One fellow novelist I met at a literature festival complained, only half in jest, that he had barely time to launder his underwear during the hectic festival season. He suffered from severe festival fatigue. Increasingly, whether one has a new book out or not, as an author one is expected to participate in the grand literary tamashas.
This trend was kicked off by the unprecedented success of the Jaipur Literature Festival. In its first edition, nine years ago, the Jaipur litfest apparently attracted a handful of visitors. This year the number of footfalls at Diggi Palace, where the festival is held over five days every January, is said to have been somewhere around 330,000 and the popular festival has spawned smaller editions of itself in the UK and the US. So just before going to Kolkata, I went to Jaipur, to enjoy the festival which brings together the biggest contingent of writers from India and abroad, including Nobel, Pulitzer and Booker winners, so much so that it has been given the moniker “the Woodstock of literature”. It is also the best curated festival – programs run on time and are moderated by hosts who have (mostly) read up on their subjects. Another charming feature of the Jaipur Literature Festivals are the turbaned chaiwallahs who serve a special ‘Diggipuri masala chai’ in clay cups.
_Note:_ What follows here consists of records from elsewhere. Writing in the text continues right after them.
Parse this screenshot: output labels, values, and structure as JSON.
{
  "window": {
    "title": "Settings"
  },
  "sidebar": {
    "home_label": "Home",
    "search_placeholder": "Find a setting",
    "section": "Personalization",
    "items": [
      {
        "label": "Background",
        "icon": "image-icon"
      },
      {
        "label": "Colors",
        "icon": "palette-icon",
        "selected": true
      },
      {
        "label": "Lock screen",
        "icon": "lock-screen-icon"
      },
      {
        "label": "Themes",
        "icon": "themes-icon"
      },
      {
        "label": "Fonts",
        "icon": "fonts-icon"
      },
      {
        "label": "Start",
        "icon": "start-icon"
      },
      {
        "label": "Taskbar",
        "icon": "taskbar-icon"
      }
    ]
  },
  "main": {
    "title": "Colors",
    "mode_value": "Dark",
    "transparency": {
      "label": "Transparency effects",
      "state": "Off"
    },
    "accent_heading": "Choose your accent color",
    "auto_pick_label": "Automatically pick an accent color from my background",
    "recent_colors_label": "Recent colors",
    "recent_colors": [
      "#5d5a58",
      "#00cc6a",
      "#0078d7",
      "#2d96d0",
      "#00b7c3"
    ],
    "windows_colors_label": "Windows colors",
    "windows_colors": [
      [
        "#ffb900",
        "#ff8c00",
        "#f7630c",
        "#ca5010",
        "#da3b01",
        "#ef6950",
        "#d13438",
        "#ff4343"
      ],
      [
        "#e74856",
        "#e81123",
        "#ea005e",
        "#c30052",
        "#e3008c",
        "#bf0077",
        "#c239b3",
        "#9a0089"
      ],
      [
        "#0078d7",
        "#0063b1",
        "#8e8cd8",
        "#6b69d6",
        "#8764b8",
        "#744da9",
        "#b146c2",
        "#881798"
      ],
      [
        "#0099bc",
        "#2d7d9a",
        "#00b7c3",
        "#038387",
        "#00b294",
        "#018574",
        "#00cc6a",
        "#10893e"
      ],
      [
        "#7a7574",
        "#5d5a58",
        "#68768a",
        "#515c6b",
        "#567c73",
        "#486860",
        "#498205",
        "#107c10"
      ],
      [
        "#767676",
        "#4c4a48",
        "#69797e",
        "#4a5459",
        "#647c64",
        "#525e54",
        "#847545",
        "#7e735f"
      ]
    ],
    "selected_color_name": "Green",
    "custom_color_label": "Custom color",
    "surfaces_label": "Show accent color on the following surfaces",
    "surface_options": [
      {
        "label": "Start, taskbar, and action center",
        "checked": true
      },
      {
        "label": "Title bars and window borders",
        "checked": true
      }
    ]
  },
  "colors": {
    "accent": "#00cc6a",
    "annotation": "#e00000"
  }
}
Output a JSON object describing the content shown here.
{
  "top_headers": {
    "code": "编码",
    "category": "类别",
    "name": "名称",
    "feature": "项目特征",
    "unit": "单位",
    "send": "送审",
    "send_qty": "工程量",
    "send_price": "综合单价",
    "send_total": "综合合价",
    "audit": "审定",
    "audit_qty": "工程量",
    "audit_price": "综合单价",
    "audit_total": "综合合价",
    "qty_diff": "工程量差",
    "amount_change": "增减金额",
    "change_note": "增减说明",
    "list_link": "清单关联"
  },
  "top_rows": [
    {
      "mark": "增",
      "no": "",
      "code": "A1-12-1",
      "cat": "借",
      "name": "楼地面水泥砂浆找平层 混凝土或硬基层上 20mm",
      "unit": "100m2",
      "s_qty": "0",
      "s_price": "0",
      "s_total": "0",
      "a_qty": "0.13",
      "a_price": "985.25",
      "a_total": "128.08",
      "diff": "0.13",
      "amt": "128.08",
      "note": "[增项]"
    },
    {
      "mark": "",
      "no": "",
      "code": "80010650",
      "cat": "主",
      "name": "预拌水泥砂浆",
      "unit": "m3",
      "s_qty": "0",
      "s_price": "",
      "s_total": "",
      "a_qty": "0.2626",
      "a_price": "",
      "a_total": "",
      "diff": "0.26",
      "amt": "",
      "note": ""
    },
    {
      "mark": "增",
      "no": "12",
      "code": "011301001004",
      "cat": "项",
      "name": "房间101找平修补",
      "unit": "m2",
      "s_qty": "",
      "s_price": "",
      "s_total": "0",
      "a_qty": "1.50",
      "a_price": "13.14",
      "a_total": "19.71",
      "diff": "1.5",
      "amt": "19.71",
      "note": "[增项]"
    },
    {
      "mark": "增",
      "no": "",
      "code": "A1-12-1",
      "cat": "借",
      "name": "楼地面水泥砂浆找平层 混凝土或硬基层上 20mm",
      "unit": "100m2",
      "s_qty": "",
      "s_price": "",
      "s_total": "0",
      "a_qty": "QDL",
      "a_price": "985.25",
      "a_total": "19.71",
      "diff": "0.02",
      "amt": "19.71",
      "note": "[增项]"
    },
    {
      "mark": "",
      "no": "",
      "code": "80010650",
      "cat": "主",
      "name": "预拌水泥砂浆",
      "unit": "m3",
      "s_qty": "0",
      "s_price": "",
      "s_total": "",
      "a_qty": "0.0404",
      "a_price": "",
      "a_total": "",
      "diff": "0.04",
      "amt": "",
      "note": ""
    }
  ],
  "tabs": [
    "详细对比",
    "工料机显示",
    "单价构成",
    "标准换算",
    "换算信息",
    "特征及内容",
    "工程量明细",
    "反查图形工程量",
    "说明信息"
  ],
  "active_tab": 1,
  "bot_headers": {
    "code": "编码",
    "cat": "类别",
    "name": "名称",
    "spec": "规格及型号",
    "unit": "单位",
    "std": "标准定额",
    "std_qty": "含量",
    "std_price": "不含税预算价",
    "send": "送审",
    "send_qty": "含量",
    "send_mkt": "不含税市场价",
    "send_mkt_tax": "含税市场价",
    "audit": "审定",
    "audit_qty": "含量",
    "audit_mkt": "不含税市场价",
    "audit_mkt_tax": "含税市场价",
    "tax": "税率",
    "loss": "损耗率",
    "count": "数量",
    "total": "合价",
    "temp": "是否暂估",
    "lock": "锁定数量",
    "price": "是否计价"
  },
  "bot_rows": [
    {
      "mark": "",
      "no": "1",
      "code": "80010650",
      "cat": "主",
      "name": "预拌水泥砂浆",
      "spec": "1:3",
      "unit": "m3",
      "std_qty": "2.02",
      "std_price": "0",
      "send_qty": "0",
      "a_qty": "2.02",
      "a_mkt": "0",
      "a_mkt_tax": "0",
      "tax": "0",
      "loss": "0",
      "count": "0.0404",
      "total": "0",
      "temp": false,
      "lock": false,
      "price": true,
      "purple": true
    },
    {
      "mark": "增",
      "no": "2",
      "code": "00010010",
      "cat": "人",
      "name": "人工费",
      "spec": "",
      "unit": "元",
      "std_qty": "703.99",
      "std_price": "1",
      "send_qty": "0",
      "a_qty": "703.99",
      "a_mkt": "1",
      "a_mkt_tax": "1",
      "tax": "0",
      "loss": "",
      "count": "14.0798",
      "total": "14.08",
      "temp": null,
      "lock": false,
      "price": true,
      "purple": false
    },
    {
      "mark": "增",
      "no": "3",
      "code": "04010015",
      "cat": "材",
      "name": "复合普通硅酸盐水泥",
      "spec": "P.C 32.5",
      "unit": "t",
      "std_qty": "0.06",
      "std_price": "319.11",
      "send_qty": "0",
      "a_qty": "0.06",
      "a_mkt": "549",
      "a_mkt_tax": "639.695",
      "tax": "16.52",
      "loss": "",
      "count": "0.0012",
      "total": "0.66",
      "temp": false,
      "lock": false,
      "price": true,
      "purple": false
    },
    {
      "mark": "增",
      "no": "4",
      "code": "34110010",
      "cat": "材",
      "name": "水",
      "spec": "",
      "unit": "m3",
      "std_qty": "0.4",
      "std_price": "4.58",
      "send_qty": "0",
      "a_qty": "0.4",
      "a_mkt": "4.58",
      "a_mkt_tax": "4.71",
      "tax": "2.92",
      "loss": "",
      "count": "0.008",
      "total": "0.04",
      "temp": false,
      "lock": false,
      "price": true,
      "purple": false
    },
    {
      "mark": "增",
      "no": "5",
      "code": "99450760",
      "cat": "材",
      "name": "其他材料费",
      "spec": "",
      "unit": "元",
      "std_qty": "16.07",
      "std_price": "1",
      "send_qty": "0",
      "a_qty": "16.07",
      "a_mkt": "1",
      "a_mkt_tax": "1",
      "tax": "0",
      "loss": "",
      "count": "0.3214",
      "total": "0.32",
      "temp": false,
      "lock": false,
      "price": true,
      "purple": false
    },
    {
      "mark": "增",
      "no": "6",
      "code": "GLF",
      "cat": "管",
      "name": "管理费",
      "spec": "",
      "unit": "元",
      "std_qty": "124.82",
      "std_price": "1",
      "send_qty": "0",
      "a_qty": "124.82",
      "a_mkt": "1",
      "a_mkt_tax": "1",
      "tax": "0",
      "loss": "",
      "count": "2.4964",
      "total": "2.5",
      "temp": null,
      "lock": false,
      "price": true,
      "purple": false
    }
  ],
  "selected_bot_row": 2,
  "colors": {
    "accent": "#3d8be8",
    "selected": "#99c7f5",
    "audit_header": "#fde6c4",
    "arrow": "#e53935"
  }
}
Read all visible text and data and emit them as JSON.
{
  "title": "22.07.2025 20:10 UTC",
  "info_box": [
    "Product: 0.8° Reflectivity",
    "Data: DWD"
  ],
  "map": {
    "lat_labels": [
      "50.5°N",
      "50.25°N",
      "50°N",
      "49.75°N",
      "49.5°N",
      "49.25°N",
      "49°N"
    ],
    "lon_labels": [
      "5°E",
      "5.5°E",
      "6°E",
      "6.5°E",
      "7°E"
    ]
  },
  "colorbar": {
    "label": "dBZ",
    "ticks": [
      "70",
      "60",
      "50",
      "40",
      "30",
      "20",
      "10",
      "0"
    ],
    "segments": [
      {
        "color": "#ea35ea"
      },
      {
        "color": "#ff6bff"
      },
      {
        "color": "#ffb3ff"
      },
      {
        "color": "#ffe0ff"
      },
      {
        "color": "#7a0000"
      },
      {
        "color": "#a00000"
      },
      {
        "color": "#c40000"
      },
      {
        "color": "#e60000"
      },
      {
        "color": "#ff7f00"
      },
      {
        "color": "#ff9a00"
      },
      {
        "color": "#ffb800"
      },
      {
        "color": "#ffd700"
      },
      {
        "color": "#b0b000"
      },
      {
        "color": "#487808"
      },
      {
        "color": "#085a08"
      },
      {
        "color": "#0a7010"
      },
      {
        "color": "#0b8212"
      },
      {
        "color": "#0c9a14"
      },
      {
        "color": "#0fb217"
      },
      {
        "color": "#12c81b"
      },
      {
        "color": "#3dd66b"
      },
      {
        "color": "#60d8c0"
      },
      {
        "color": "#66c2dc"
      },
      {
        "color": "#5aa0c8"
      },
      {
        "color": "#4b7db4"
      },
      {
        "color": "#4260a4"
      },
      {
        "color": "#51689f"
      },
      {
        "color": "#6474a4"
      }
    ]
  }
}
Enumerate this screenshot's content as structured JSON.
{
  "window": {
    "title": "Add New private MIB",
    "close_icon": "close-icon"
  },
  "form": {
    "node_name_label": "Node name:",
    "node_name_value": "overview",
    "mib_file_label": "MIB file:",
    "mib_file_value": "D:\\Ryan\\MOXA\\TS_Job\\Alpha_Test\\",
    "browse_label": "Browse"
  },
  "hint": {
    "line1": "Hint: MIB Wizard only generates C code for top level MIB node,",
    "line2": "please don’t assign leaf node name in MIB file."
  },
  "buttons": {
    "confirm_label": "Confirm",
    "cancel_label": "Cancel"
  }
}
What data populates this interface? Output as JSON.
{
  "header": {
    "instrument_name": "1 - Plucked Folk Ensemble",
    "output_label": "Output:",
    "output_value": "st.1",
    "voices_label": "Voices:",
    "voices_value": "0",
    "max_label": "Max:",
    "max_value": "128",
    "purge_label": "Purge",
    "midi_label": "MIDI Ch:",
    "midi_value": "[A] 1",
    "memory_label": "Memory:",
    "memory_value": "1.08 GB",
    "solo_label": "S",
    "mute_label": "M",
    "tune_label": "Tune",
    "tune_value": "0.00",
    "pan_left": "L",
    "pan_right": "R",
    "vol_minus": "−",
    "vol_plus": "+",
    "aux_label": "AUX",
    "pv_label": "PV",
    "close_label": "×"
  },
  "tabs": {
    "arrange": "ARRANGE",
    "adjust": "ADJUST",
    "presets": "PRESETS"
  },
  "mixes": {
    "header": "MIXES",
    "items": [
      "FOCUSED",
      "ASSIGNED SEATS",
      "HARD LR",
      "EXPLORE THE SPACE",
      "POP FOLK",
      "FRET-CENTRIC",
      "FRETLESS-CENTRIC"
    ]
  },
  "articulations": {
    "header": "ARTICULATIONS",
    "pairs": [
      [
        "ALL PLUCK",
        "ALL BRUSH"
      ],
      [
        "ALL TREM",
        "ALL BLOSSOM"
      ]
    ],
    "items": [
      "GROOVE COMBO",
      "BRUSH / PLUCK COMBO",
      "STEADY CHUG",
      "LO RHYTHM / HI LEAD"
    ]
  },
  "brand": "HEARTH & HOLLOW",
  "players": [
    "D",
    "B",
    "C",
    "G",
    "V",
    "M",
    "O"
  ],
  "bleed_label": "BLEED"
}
The festival has a growing fan following. I met one dude who air-dashed from Bengaluru to Jaipur just to listen to his favourite author (who was making a rare appearance) and, a few hours later, air-dashed back to work again. At Jaipur’s railway station at night, students who travelled in from all over India to partake in the free festival but couldn’t afford to pay for hotel rooms, bedded down on the railway platforms to sleep.
Something about literature festivals seems to bring out the most extreme fanaticism in us book lovers. I too had my fan boy moment in Jaipur when I happened to walk past Alexander McCall Smith, and said hello to him, only to end up having a long chat, over cups of tea, on detective fiction in India which he was very curious about. In short, the literature festivals serve as a bridge, a wide and open one that crosses the gap between readers and their favourite authors.
If you bump into an author in the queue to the chai stall – which is rather likely at a star-studded event like Jaipur’s litfest – but can’t remember exactly what book he or she is famous for, the phrase that always works is: “Loved your latest.” Every author would like to believe that their latest book is their best! And if that doesn’t cut the ice, then you can just pretend that he or she is Goldie Hawn.